Yes, the goal posts are all over the place. I'm tired of chasing them some days. I just wish you and I lived closer together 'cause I'd love to sit and drink wine with you. Maya is so lucky to have you...as difficult as it is to be you. {hugs}

Kelley said...

and that is the name of the game babe. Yeah the goal posts have changed but what an adrenaline rush!

Tonight I am rejoicing. Something that most people would never understand. Boo at 9 years old, put himself to bed for the first time ever. Complete with nappy and bedtime routine. All. By. Himself.

and there are the tears again. The happy tears.

Life is weird huh?

Robin said...

Oh Kelley, that is phenomenal! WTG Boo!

Irene said...

Yes, it is funny how much a special needs child can completely change your life and your priorities.

Our big accomplishment/goal with Caroline is to make it another year without a major health scare and/or hospital stay/ surgery. Every year we can do that is a BIG deal.

Christine said...

Robin, what a beautiful post. As others have said, Maya is so fortunate to have you as her mom.

I love the analogy of moving the goal posts...it can be used in so many areas of life.

Thank you for the inspiration.

Sara Rose Tutus said...

I love your way of thinking

Lea said...

You are such an inspiration... Maya knows her goal posts and you are right there with her, discovering her way in life... you and Maya are just amazing...

Fairly Odd Mother said...

Yes, Maya is very lucky to have you as her mom. You always are such an advocate for her and really are helping her in so many ways.

Lori said...

Congrats on winning the Write Away contest!

Summer said...

Congrats on the win Robin. Excellent post.

dieMutti said...

I really enjoyed your post... it really reminds me of what's important in life. Congrats on the win! (And thanks for the comment!)

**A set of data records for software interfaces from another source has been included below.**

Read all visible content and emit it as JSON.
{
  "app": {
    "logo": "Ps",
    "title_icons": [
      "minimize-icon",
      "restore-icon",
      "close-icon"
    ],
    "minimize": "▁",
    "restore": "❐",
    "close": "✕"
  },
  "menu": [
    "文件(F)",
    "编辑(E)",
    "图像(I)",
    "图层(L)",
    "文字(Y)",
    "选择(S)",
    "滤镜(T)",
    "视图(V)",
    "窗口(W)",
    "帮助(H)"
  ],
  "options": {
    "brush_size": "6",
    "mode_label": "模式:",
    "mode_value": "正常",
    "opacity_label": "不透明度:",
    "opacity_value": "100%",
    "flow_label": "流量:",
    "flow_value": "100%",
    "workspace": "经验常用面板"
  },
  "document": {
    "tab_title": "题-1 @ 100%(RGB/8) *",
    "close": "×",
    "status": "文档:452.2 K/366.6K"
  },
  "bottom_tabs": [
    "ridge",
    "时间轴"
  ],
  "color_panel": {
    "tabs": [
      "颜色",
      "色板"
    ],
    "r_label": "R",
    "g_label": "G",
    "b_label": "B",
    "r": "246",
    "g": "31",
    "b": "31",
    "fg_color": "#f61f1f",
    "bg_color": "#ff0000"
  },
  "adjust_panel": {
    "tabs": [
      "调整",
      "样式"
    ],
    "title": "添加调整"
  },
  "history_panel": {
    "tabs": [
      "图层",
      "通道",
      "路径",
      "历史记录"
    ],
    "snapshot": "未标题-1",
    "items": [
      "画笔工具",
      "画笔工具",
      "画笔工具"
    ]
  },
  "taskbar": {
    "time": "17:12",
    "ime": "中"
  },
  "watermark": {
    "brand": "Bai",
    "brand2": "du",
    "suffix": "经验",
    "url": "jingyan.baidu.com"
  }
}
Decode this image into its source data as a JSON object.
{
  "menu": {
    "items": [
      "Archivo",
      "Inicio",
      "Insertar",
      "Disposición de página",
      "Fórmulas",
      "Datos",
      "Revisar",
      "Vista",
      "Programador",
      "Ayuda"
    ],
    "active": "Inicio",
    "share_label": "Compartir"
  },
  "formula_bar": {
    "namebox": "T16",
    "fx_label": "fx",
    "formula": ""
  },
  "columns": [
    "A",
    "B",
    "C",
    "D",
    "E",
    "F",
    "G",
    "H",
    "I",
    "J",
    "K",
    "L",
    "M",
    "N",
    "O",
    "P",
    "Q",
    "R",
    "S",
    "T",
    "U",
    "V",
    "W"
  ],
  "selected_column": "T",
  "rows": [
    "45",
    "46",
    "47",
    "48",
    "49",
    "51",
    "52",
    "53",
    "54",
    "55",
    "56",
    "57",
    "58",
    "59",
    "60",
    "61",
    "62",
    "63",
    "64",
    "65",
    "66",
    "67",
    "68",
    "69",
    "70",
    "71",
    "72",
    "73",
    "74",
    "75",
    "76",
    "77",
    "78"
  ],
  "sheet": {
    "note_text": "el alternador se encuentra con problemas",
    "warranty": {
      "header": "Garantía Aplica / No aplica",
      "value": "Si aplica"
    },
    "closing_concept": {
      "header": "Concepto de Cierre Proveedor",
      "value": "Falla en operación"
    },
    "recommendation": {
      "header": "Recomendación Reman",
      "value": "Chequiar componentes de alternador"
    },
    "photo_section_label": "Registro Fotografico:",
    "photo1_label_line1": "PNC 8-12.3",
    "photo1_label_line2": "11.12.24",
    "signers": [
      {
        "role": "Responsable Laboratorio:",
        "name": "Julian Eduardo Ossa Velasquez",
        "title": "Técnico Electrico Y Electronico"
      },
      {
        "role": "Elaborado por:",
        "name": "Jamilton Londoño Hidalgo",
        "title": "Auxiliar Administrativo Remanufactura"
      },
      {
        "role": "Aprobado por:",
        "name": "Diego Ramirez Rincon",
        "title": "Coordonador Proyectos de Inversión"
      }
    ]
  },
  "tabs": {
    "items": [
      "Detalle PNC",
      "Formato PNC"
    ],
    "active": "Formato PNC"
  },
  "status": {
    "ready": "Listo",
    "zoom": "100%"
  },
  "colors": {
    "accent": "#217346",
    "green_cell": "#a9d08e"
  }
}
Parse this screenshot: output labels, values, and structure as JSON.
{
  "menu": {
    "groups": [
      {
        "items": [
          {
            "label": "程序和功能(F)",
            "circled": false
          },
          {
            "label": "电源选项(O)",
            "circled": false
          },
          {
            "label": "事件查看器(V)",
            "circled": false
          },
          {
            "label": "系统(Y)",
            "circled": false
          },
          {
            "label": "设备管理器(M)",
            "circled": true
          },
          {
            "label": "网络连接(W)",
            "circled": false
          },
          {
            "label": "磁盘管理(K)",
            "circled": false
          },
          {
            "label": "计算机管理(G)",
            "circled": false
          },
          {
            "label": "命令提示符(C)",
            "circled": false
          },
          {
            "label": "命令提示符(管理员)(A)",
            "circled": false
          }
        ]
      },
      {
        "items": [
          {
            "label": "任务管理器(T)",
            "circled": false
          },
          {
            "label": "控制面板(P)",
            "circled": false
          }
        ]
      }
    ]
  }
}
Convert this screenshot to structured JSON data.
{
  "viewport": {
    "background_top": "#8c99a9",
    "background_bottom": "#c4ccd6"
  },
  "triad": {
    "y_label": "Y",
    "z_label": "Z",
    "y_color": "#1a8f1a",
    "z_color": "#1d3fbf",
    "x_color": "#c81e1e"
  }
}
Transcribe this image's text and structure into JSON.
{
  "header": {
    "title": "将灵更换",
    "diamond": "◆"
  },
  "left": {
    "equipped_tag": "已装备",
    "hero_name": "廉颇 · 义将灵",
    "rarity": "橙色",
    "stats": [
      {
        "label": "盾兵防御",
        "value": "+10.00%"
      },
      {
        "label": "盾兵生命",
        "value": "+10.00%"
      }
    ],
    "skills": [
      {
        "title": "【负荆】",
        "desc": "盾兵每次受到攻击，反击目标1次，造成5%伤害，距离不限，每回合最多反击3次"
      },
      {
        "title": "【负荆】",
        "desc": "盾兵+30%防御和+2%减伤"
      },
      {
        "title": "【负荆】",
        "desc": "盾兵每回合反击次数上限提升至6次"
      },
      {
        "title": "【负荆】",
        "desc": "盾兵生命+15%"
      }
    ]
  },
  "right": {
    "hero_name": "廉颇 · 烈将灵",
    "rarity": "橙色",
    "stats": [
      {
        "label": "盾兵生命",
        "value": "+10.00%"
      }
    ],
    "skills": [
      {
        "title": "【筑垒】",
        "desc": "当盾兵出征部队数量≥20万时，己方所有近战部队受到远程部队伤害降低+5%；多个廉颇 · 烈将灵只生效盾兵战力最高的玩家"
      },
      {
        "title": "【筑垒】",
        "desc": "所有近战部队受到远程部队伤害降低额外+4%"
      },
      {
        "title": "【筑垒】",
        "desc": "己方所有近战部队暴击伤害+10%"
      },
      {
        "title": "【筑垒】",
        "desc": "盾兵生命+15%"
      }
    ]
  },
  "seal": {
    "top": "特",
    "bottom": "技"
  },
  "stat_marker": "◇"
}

Heather said...

Beautiful. Congrats on the win!

My Ice Cream Diary said...

I'm so glad that goal posts are moveable even in my own family. This was a lovely post and worthy of winning. Congrats!

tjhirst said...

Your comment, "Sometimes, during the hardest times, it's difficult to remember that, but it's true." are what make this a winner to me. You write the realistic story with all its ups and downs, and both are essential to see the truth, aren't they?

Roses Are Red, Violets are Violet said...

congrats! what a lovely, thought-provoking post!!!

Holding It Together said...

Congratulations on your win, and thanks for stopping by my blog.

I think your post for this is wonderful - one of the women who has helped me a lot over the last few years always comments on how parents of children with special needs celebrate every accomplishment, no matter how seemingly minor.

Your analogy about moving the goal posts makes me think of how many more goals our kids are going to score!

Sonja said...

So beautifully said. Thank you for sharing your insights. They were very uplifting.

Mary@notbefore7 said...

Beautifully written.